It was once thought that abnormal magnetic fields in the body might result in certain disease states, and that magnets help to make these magnetic fields normal again. Magnets may also have some effect on charged molecules in the blood and throughout other areas of the body.
Although the jury is out as to whether or not magnet therapy can truly be effective in reducing pain, many chronic pain sufferers that have used it strongly believe that it is, and some studies have shown that it may offer some relief.
For example, a University of Washington study focused on people with multiple sclerosis using a PEMF (pulsed electromagnetic field therapy) device and found there were significant improvements in symptoms like pain, hand control, bladder control and muscle spasticity.
In another small study of 80 women who underwent breast augmentation surgery, by the third postoperative day, those who received PEMF therapy reported significantly less discomfort and used fewer pain medications than those who received a placebo.
Osteoarthritis patients have also experienced significant pain reduction using magnet therapy. Three studies including a total of over 350 people suggested that pulsed electromagnetic field therapy can improve symptoms of this painful health condition.
Yet another recent study found that of 176 people who received eight sessions of either a placebo type treatment or real treatment using extremely low-frequency pulsed electromagnetic fields for treatment of knee osteoarthritis, the ones who received the real treatment found much greater pain reduction.
Magnet therapy, sometimes called magnetic therapy, has also been found to be effective through scientific research for conditions like myofascial pain syndrome and fibromyalgia.
This type of therapy still has many skeptics, noting that these studies were based on a very small number of participants and do not prove that it is effective for pain or any other health condition. Most point out that there are many variables that still need to be studied, like the strength of the magnet, frequency of use, type of magnet and how long it is used.
For a number of centuries now, many people suffering from a variety of health conditions have insisted that it does work, while experts insist that those who receive benefits are really only experiencing a placebo effect. Of course, the “experts” could very well be wrong, which would certainly not be the first or the last time in the field of medicine.
As to whether or not you should try the therapy, it’s important to do your own research to make an appropriate decision, and attack it with a healthy dose of skepticism. If you’re experiencing pain and don’t know the cause, it’s important to see a healthcare provider to determine what the problem is, as a serious illness or disease shouldn’t be treated with a magnet.
Using the therapy while pregnant is not advised, since there hasn’t been enough research into potential effects on an unborn child. It also shouldn’t be used by those who wear a pacemaker or electrical implant.
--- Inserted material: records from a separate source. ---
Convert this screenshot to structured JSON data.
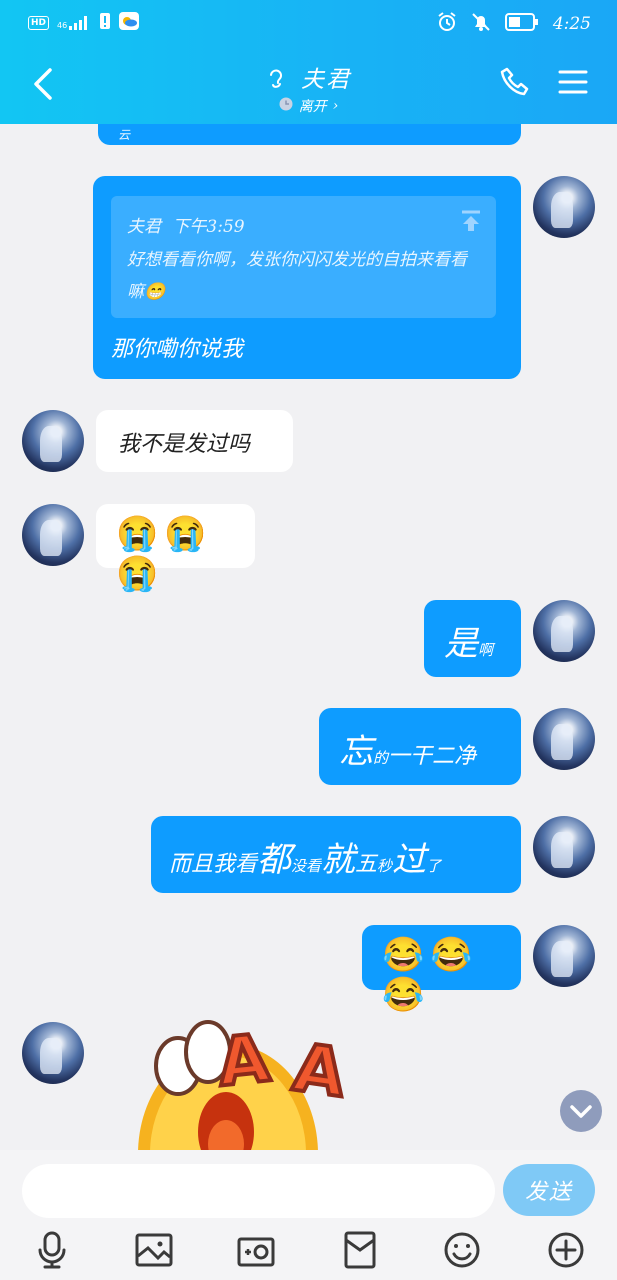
{
  "status_bar": {
    "hd_badge": "HD",
    "network": "46",
    "time": "4:25"
  },
  "header": {
    "contact_name": "夫君",
    "status": "离开",
    "status_chevron": "›"
  },
  "messages": [
    {
      "id": "m0",
      "direction": "out",
      "text": "云"
    },
    {
      "id": "m1",
      "direction": "out",
      "quote": {
        "sender": "夫君",
        "time": "下午3:59",
        "text": "好想看看你啊，发张你闪闪发光的自拍来看看嘛😁"
      },
      "text": "那你嘞你说我"
    },
    {
      "id": "m2",
      "direction": "in",
      "text": "我不是发过吗"
    },
    {
      "id": "m3",
      "direction": "in",
      "text": "😭😭😭"
    },
    {
      "id": "m4",
      "direction": "out",
      "parts": [
        "是",
        "啊"
      ]
    },
    {
      "id": "m5",
      "direction": "out",
      "parts": [
        "忘",
        "的",
        "一干二净"
      ]
    },
    {
      "id": "m6",
      "direction": "out",
      "parts": [
        "而且我看",
        "都",
        "没看",
        "就",
        "五",
        "秒",
        "过",
        "了"
      ]
    },
    {
      "id": "m7",
      "direction": "out",
      "text": "😂😂😂"
    },
    {
      "id": "m8",
      "direction": "in",
      "sticker_text": [
        "A",
        "A"
      ]
    }
  ],
  "input": {
    "value": "",
    "placeholder": ""
  },
  "send_button": "发送",
  "toolbar": [
    "microphone-icon",
    "image-icon",
    "camera-icon",
    "red-packet-icon",
    "emoji-icon",
    "plus-icon"
  ],
  "colors": {
    "header_start": "#12c6f3",
    "header_end": "#1aa7f6",
    "bubble_out": "#0e9cff",
    "bubble_in": "#ffffff",
    "quote_bg": "#3aaeff",
    "send_button": "#7fc9f6",
    "background": "#f1f1f3"
  }
}
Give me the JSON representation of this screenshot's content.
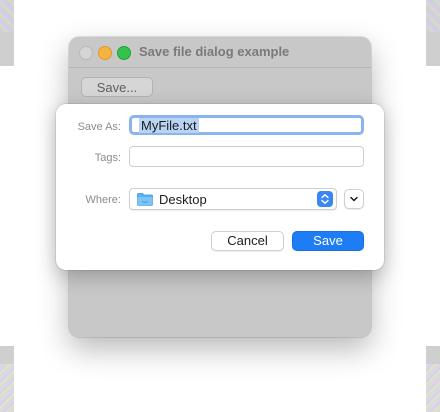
{
  "window": {
    "title": "Save file dialog example",
    "save_button_label": "Save..."
  },
  "dialog": {
    "save_as_label": "Save As:",
    "save_as_value": "MyFile.txt",
    "tags_label": "Tags:",
    "tags_value": "",
    "where_label": "Where:",
    "where_value": "Desktop",
    "where_icon": "folder-icon",
    "cancel_label": "Cancel",
    "save_label": "Save"
  },
  "colors": {
    "accent": "#1e7cf4",
    "selection": "#b9d3f4",
    "traffic_close": "#d5d5d5",
    "traffic_minimize": "#f5b33f",
    "traffic_maximize": "#33c24a"
  }
}
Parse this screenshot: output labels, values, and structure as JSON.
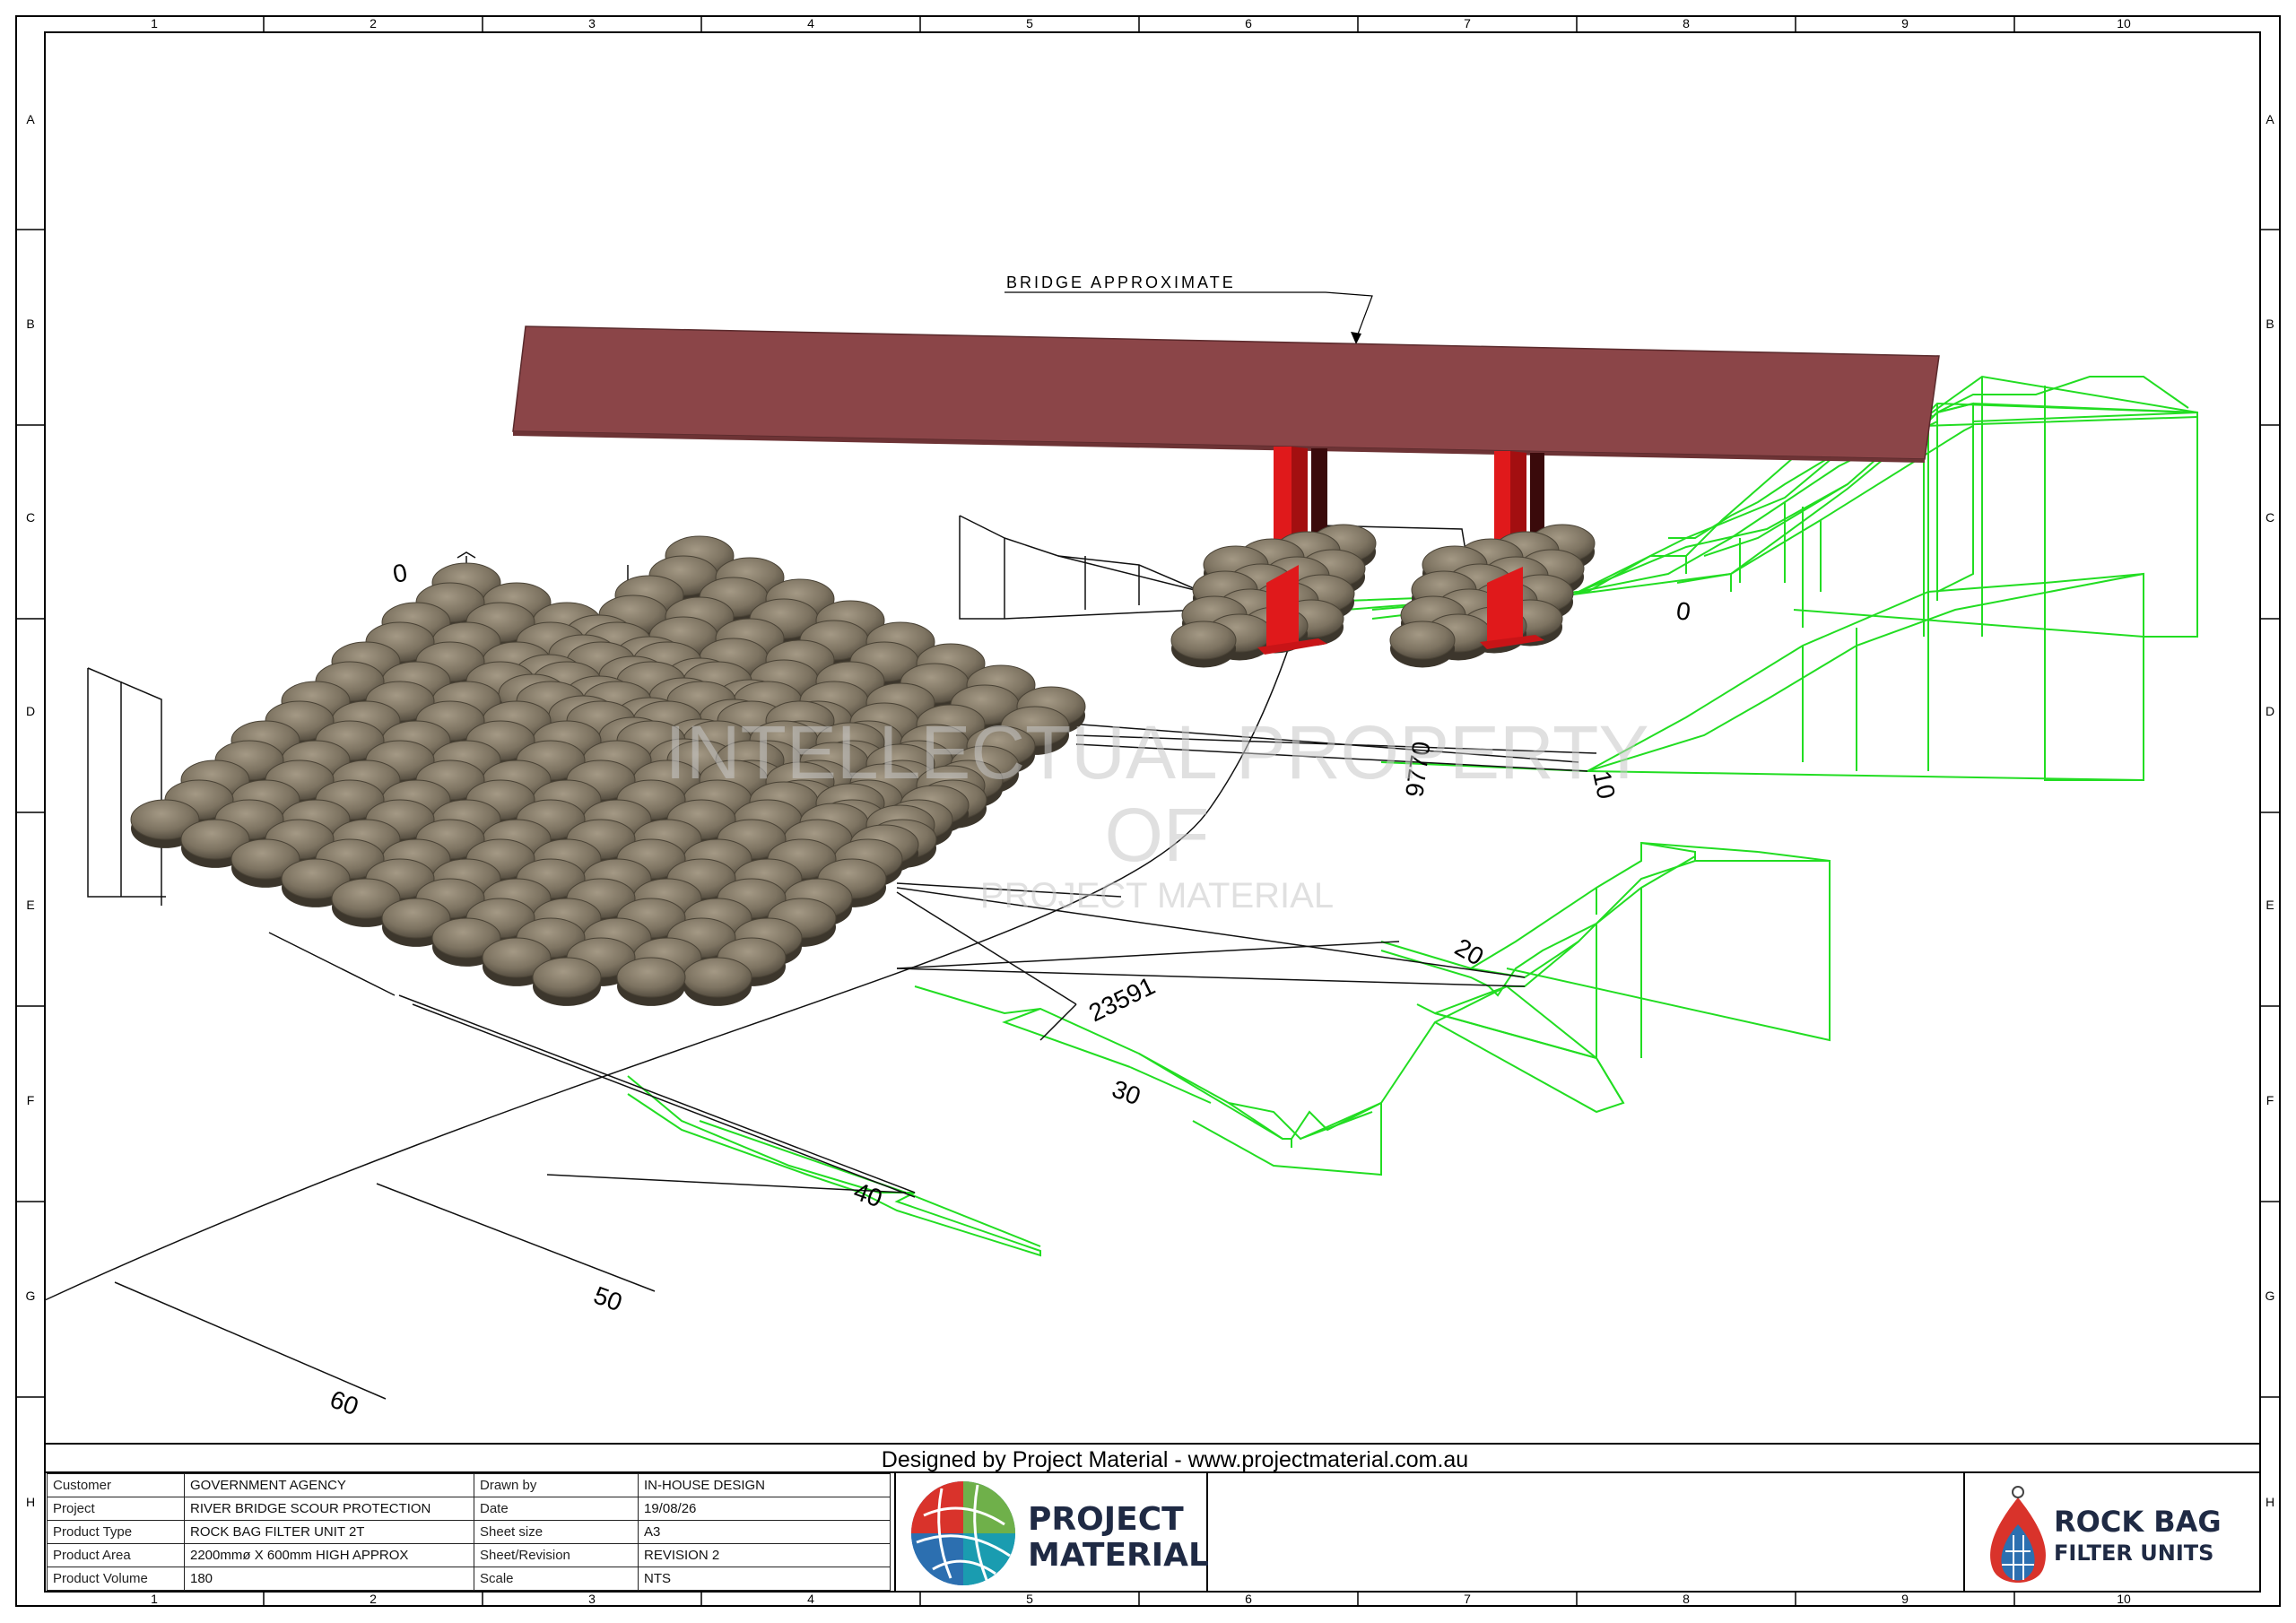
{
  "drawing": {
    "grid_columns": [
      "1",
      "2",
      "3",
      "4",
      "5",
      "6",
      "7",
      "8",
      "9",
      "10"
    ],
    "grid_rows": [
      "A",
      "B",
      "C",
      "D",
      "E",
      "F",
      "G",
      "H"
    ],
    "callout_label": "BRIDGE APPROXIMATE",
    "dimension_labels": {
      "d_0": "0",
      "d_10": "10",
      "d_20": "20",
      "d_30": "30",
      "d_40": "40",
      "d_50": "50",
      "d_60": "60",
      "d_9770": "9770",
      "d_23591": "23591"
    },
    "watermark": {
      "line1": "INTELLECTUAL PROPERTY",
      "line2": "OF",
      "line3": "PROJECT MATERIAL"
    },
    "colors": {
      "bridge_deck": "#8b4548",
      "piers": "#e0191b",
      "terrain_profile": "#22dd22",
      "rock_bag": "#7d7361"
    }
  },
  "title_block": {
    "designed_by": "Designed by Project Material - www.projectmaterial.com.au",
    "rows": [
      {
        "label": "Customer",
        "value": "GOVERNMENT AGENCY",
        "label2": "Drawn by",
        "value2": "IN-HOUSE DESIGN"
      },
      {
        "label": "Project",
        "value": "RIVER BRIDGE SCOUR PROTECTION",
        "label2": "Date",
        "value2": "19/08/26"
      },
      {
        "label": "Product Type",
        "value": "ROCK BAG FILTER UNIT 2T",
        "label2": "Sheet size",
        "value2": "A3"
      },
      {
        "label": "Product Area",
        "value": "2200mmø X 600mm HIGH APPROX",
        "label2": "Sheet/Revision",
        "value2": "REVISION 2"
      },
      {
        "label": "Product Volume",
        "value": "180",
        "label2": "Scale",
        "value2": "NTS"
      }
    ],
    "logo_left": {
      "line1": "PROJECT",
      "line2": "MATERIAL",
      "icon": "globe-mosaic-icon"
    },
    "logo_right": {
      "line1": "ROCK BAG",
      "line2": "FILTER UNITS",
      "icon": "rock-bag-icon"
    }
  }
}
If you have epilepsy, proceed with caution.
In general, however, the biggest risk may be to your pocketbook. Of course, if magnet therapy relieves your pain, it could certainly be worth the effort and the cost to try it.
-The Alternative Daily